What this task involves: Count every line of these entries that holds the word "title", and reply with the number only.

══ Data extracts

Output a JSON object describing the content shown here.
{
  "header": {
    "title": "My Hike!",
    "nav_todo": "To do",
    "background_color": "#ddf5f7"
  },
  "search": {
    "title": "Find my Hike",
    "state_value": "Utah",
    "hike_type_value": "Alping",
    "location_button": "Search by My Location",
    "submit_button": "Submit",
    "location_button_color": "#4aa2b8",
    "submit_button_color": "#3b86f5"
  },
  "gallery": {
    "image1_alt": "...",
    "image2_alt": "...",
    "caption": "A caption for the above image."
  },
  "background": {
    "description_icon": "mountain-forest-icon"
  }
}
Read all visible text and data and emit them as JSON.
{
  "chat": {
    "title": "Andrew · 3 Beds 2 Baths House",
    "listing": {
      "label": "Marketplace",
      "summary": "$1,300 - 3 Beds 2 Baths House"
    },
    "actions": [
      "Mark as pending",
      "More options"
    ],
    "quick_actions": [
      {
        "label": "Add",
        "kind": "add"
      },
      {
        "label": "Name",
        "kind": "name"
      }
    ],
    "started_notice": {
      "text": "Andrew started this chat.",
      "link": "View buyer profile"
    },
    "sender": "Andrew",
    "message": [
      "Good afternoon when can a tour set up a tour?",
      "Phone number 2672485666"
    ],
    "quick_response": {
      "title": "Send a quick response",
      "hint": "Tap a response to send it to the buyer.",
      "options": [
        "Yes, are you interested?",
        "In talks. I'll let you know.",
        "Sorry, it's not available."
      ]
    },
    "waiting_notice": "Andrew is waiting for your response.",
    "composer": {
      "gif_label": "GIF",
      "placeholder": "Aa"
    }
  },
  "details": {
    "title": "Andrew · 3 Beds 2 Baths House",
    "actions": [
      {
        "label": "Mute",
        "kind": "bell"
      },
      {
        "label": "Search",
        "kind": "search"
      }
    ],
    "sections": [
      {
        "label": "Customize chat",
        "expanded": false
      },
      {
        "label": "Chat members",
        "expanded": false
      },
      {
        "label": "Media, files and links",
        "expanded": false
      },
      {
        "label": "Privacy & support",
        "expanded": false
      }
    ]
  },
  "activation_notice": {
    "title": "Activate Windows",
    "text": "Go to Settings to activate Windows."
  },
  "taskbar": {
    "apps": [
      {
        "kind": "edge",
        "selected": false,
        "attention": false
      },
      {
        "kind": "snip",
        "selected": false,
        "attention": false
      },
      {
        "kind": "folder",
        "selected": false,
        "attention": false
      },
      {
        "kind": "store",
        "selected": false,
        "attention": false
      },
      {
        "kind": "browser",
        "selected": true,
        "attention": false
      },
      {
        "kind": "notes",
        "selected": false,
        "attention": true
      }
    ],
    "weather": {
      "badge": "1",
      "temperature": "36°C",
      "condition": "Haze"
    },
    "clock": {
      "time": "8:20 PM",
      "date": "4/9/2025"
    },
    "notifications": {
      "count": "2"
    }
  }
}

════

Output below: 6